Coaching young kids can be a challenge regardless of how experienced you are as a coach. All kids are different and learn differently and at different stages. This is your chance to revert back to being a kid and to coach in their world. Here are a number of tips to help you adapt your training sessions.
Remember they are there to have fun
Don’t use drills designed for adults - they are too repetitive and boring for kids.
Work on a 5-10 minute on/off program
Concentration spans are short at this age, so break the games up every 5-10 minutes and do something really different (such as a game of tag) then bring them back to the original game and start again with a short recap on technique.
Keep your explanations short and clear
Again, they are not here to listen to a lecture on rugby, they are here to have fun! Get the points to them quickly and use clear language.
Draw the key technical points out of them through questions
Ask the kids questions which make them think about why they are doing what they are doing. What are the important points to make the activity work?
- Q. Can I stand in front of the ball carrier? A. No - Q. Where can I stand? A. Behind him/her
- Q. Can I tackle from far away? A. No - Q. Then what do I have to do to make a good tackle? A. Get close to the ball carrier.
Re-enforce the 3 technical points constantly
For each game or activity choose 3 technical (teaching) points and ask questions that re-enforce them.
- Tackling has 3 key points - get close, tackle low, and grip and squeeze around both legs.
Work in progression
All games or skill development should build or follow on from previous the previous games or drill. Always start as simple as possible and then build up from there.
Use Language they will understand

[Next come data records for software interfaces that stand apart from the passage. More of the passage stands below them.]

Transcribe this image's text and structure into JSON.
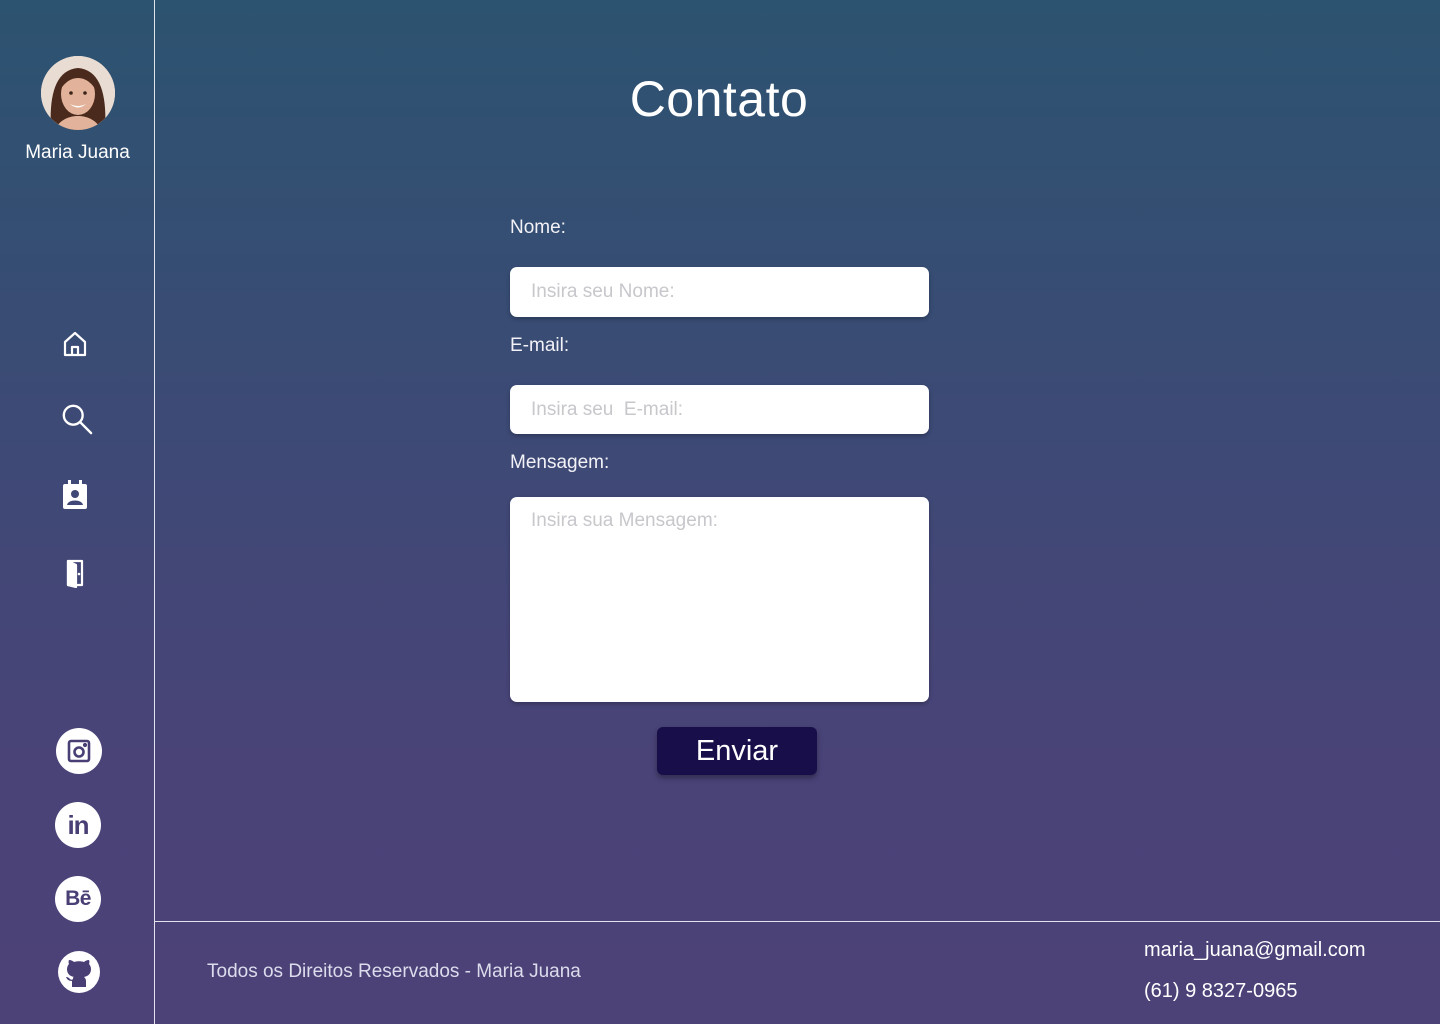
{
  "profile": {
    "name": "Maria Juana"
  },
  "nav": {
    "items": [
      {
        "icon": "home-icon"
      },
      {
        "icon": "search-icon"
      },
      {
        "icon": "contact-calendar-icon"
      },
      {
        "icon": "exit-door-icon"
      }
    ]
  },
  "social": [
    {
      "icon": "instagram-icon"
    },
    {
      "icon": "linkedin-icon",
      "text": "in"
    },
    {
      "icon": "behance-icon",
      "text": "Bē"
    },
    {
      "icon": "github-icon"
    }
  ],
  "page": {
    "title": "Contato"
  },
  "form": {
    "name_label": "Nome:",
    "name_placeholder": "Insira seu Nome:",
    "email_label": "E-mail:",
    "email_placeholder": "Insira seu  E-mail:",
    "message_label": "Mensagem:",
    "message_placeholder": "Insira sua Mensagem:",
    "submit_label": "Enviar"
  },
  "footer": {
    "copyright": "Todos os Direitos Reservados - Maria Juana",
    "email": "maria_juana@gmail.com",
    "phone": "(61) 9 8327-0965"
  },
  "colors": {
    "background_top": "#2c5370",
    "background_bottom": "#4c4278",
    "button": "#180f4a",
    "social_icon": "#4a3f75"
  }
}
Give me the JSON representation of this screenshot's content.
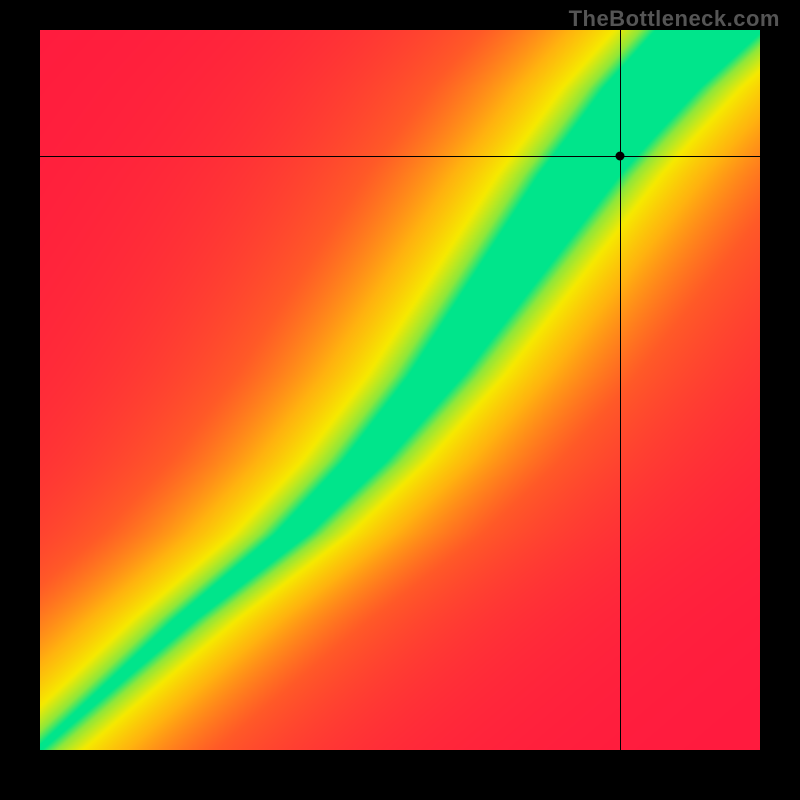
{
  "watermark": "TheBottleneck.com",
  "chart_data": {
    "type": "heatmap",
    "title": "",
    "xlabel": "",
    "ylabel": "",
    "xlim": [
      0,
      1
    ],
    "ylim": [
      0,
      1
    ],
    "grid": false,
    "color_scale": {
      "stops": [
        {
          "t": 0.0,
          "color": "#ff193f"
        },
        {
          "t": 0.3,
          "color": "#ff5a27"
        },
        {
          "t": 0.55,
          "color": "#ffb20f"
        },
        {
          "t": 0.75,
          "color": "#f6e900"
        },
        {
          "t": 0.9,
          "color": "#8fe73a"
        },
        {
          "t": 1.0,
          "color": "#00e58b"
        }
      ],
      "meaning": "red = worst match, green = optimal match"
    },
    "ridge": {
      "type": "nonlinear diagonal curve",
      "description": "narrow green optimal band curving from lower-left toward upper-right; outside it fades through yellow/orange to red",
      "control_points_xy": [
        [
          0.02,
          0.02
        ],
        [
          0.2,
          0.18
        ],
        [
          0.35,
          0.3
        ],
        [
          0.45,
          0.4
        ],
        [
          0.55,
          0.52
        ],
        [
          0.65,
          0.66
        ],
        [
          0.75,
          0.8
        ],
        [
          0.85,
          0.92
        ],
        [
          0.93,
          1.0
        ]
      ],
      "halfwidth_at_y": [
        {
          "y": 0.0,
          "w": 0.005
        },
        {
          "y": 0.1,
          "w": 0.01
        },
        {
          "y": 0.25,
          "w": 0.02
        },
        {
          "y": 0.4,
          "w": 0.03
        },
        {
          "y": 0.55,
          "w": 0.04
        },
        {
          "y": 0.7,
          "w": 0.05
        },
        {
          "y": 0.85,
          "w": 0.06
        },
        {
          "y": 1.0,
          "w": 0.075
        }
      ]
    },
    "crosshair": {
      "x": 0.805,
      "y": 0.825,
      "relation_to_ridge": "just right of green band, in yellow-green transition"
    }
  }
}
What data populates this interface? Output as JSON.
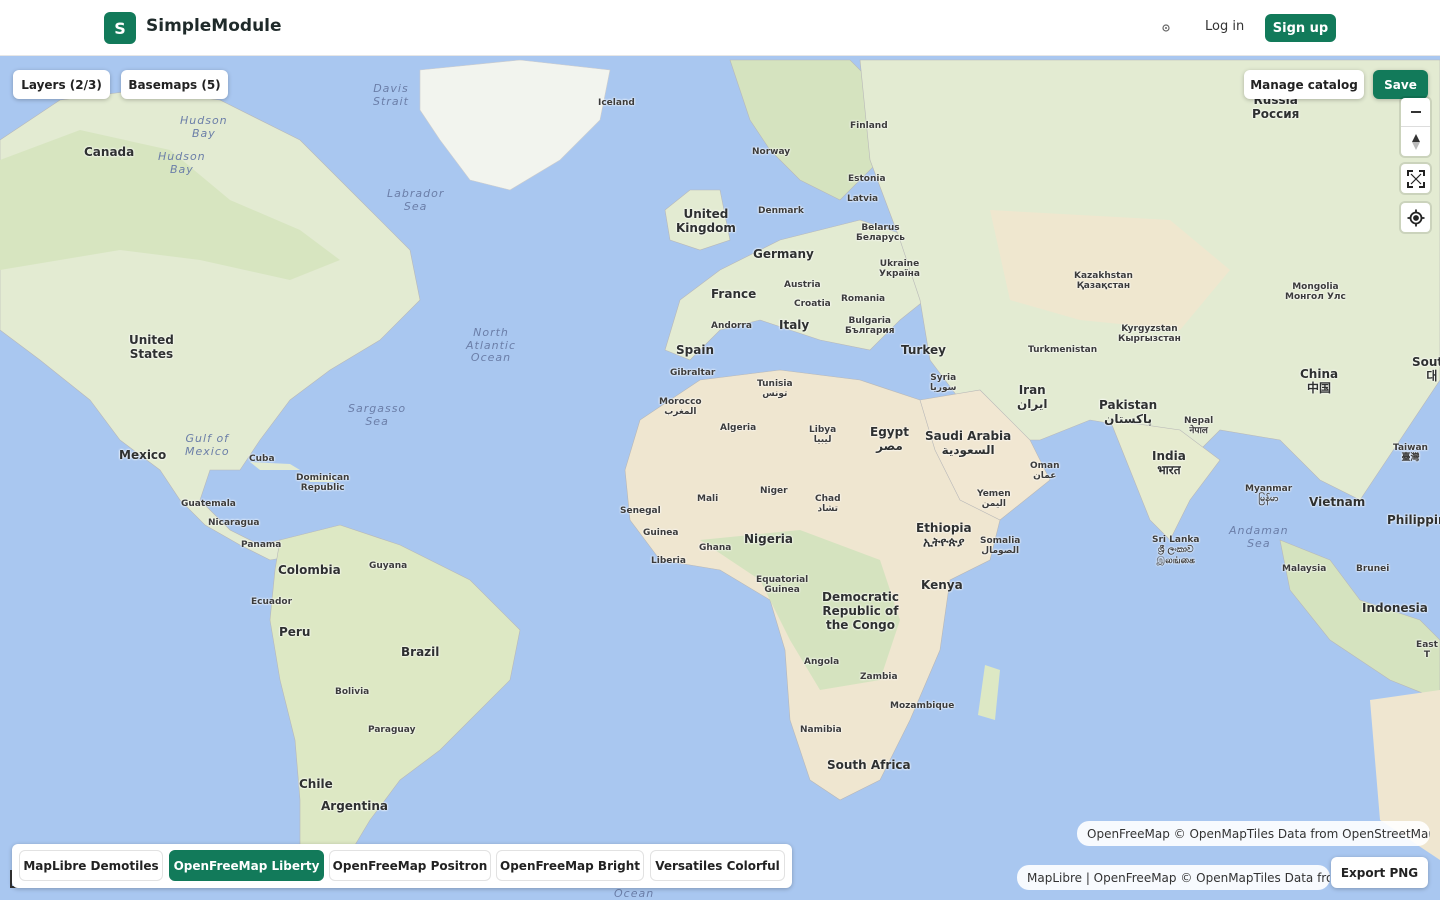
{
  "header": {
    "logo_letter": "S",
    "app_title": "SimpleModule",
    "theme_icon": "sun-icon",
    "login_label": "Log in",
    "signup_label": "Sign up"
  },
  "toolbar": {
    "layers_label": "Layers (2/3)",
    "basemaps_label": "Basemaps (5)",
    "manage_catalog_label": "Manage catalog",
    "save_label": "Save"
  },
  "map_controls": {
    "zoom_in_icon": "plus-icon",
    "zoom_out_icon": "minus-icon",
    "compass_icon": "compass-icon",
    "fullscreen_icon": "fullscreen-icon",
    "geolocate_icon": "locate-icon"
  },
  "map_labels": {
    "russia": "Russia\nРоссия",
    "iceland": "Iceland",
    "finland": "Finland",
    "norway": "Norway",
    "estonia": "Estonia",
    "latvia": "Latvia",
    "denmark": "Denmark",
    "united_kingdom": "United\nKingdom",
    "belarus": "Belarus\nБеларусь",
    "germany": "Germany",
    "ukraine": "Ukraine\nУкраїна",
    "austria": "Austria",
    "france": "France",
    "croatia": "Croatia",
    "romania": "Romania",
    "kazakhstan": "Kazakhstan\nҚазақстан",
    "mongolia": "Mongolia\nМонгол Улс",
    "andorra": "Andorra",
    "italy": "Italy",
    "bulgaria": "Bulgaria\nБългария",
    "kyrgyzstan": "Kyrgyzstan\nКыргызстан",
    "spain": "Spain",
    "turkey": "Turkey",
    "turkmenistan": "Turkmenistan",
    "gibraltar": "Gibraltar",
    "syria": "Syria\nسوريا",
    "china": "China\n中国",
    "south_korea": "South\n대",
    "tunisia": "Tunisia\nتونس",
    "iran": "Iran\nایران",
    "morocco": "Morocco\nالمغرب",
    "pakistan": "Pakistan\nپاکستان",
    "nepal": "Nepal\nनेपाल",
    "libya": "Libya\nليبيا",
    "algeria": "Algeria",
    "egypt": "Egypt\nمصر",
    "saudi_arabia": "Saudi Arabia\nالسعودية",
    "india": "India\nभारत",
    "taiwan": "Taiwan\n臺灣",
    "oman": "Oman\nعمان",
    "mali": "Mali",
    "niger": "Niger",
    "chad": "Chad\nتشاد",
    "myanmar": "Myanmar\nမြန်မာ",
    "yemen": "Yemen\nاليمن",
    "vietnam": "Vietnam",
    "philippines": "Philippine",
    "senegal": "Senegal",
    "ethiopia": "Ethiopia\nኢትዮጵያ",
    "guinea": "Guinea",
    "somalia": "Somalia\nالصومال",
    "nigeria": "Nigeria",
    "ghana": "Ghana",
    "sri_lanka": "Sri Lanka\nශ්‍රී ලංකාව\nஇலங்கை",
    "liberia": "Liberia",
    "malaysia": "Malaysia",
    "brunei": "Brunei",
    "equatorial_guinea": "Equatorial\nGuinea",
    "kenya": "Kenya",
    "drc": "Democratic\nRepublic of\nthe Congo",
    "indonesia": "Indonesia",
    "east_timor": "East T",
    "angola": "Angola",
    "zambia": "Zambia",
    "mozambique": "Mozambique",
    "namibia": "Namibia",
    "south_africa": "South Africa",
    "canada": "Canada",
    "united_states": "United\nStates",
    "mexico": "Mexico",
    "cuba": "Cuba",
    "dominican_republic": "Dominican\nRepublic",
    "guatemala": "Guatemala",
    "nicaragua": "Nicaragua",
    "panama": "Panama",
    "colombia": "Colombia",
    "guyana": "Guyana",
    "ecuador": "Ecuador",
    "peru": "Peru",
    "brazil": "Brazil",
    "bolivia": "Bolivia",
    "paraguay": "Paraguay",
    "chile": "Chile",
    "argentina": "Argentina"
  },
  "sea_labels": {
    "davis_strait": "Davis\nStrait",
    "hudson_bay_1": "Hudson\nBay",
    "hudson_bay_2": "Hudson\nBay",
    "labrador_sea": "Labrador\nSea",
    "north_atlantic": "North\nAtlantic\nOcean",
    "sargasso_sea": "Sargasso\nSea",
    "gulf_of_mexico": "Gulf of\nMexico",
    "andaman_sea": "Andaman\nSea",
    "ocean_bottom": "Ocean"
  },
  "attribution": {
    "top": "OpenFreeMap © OpenMapTiles Data from OpenStreetMap",
    "bottom": "MapLibre | OpenFreeMap © OpenMapTiles Data from Op",
    "info_icon": "info-icon"
  },
  "basemaps": {
    "items": [
      {
        "label": "MapLibre Demotiles",
        "active": false
      },
      {
        "label": "OpenFreeMap Liberty",
        "active": true
      },
      {
        "label": "OpenFreeMap Positron",
        "active": false
      },
      {
        "label": "OpenFreeMap Bright",
        "active": false
      },
      {
        "label": "Versatiles Colorful",
        "active": false
      }
    ]
  },
  "export_label": "Export PNG",
  "colors": {
    "brand": "#127a5a",
    "ocean": "#a9c7f0",
    "land": "#e8ecd6",
    "forest": "#d5e3bf",
    "desert": "#f0e8d6"
  }
}
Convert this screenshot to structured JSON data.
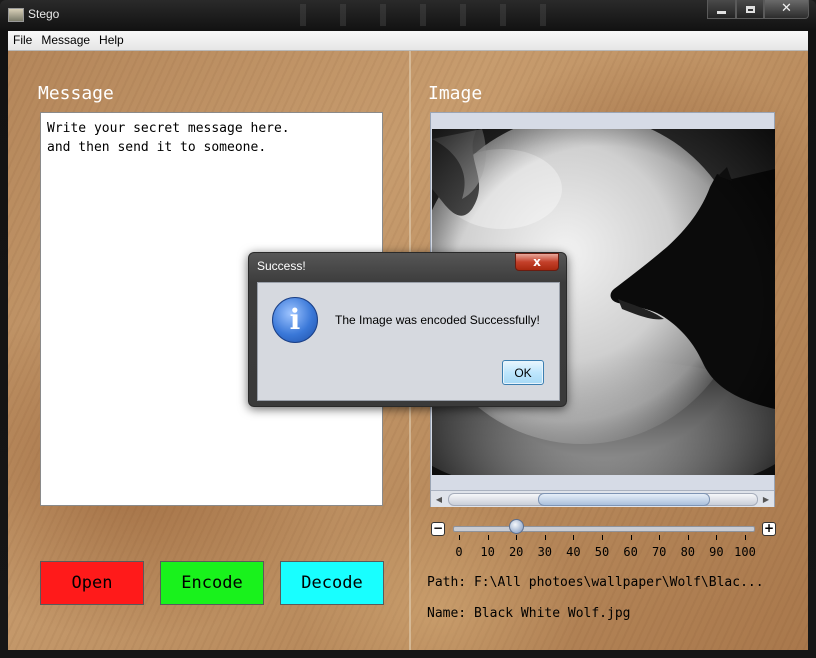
{
  "window": {
    "title": "Stego"
  },
  "menu": [
    {
      "label": "File"
    },
    {
      "label": "Message"
    },
    {
      "label": "Help"
    }
  ],
  "message_panel": {
    "heading": "Message",
    "text": "Write your secret message here.\nand then send it to someone."
  },
  "buttons": {
    "open": {
      "label": "Open",
      "color": "#ff1a1a"
    },
    "encode": {
      "label": "Encode",
      "color": "#19f21c"
    },
    "decode": {
      "label": "Decode",
      "color": "#18ffff"
    }
  },
  "image_panel": {
    "heading": "Image",
    "zoom": {
      "value": 20,
      "min": 0,
      "max": 100,
      "tick_labels": [
        "0",
        "10",
        "20",
        "30",
        "40",
        "50",
        "60",
        "70",
        "80",
        "90",
        "100"
      ],
      "minus_label": "−",
      "plus_label": "+"
    },
    "path_line": "Path: F:\\All photoes\\wallpaper\\Wolf\\Blac...",
    "name_line": "Name: Black White Wolf.jpg"
  },
  "dialog": {
    "title": "Success!",
    "message": "The Image was encoded Successfully!",
    "ok_label": "OK",
    "close_glyph": "x"
  },
  "icons": {
    "info": "info-icon",
    "close": "close-icon",
    "minimize": "minimize-icon",
    "maximize": "maximize-icon"
  },
  "colors": {
    "heading_text": "#ffffff",
    "info_icon": "#3a78d8"
  }
}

Here is your chance to be a kid again. Use creative names and analogies (Don't use the latest technical jargon you might have learnt in your advanced coaching course!)
- Cleaners could be called assassins, whose job is to take out any opponent trying to steal their ball (or gold for really young kids).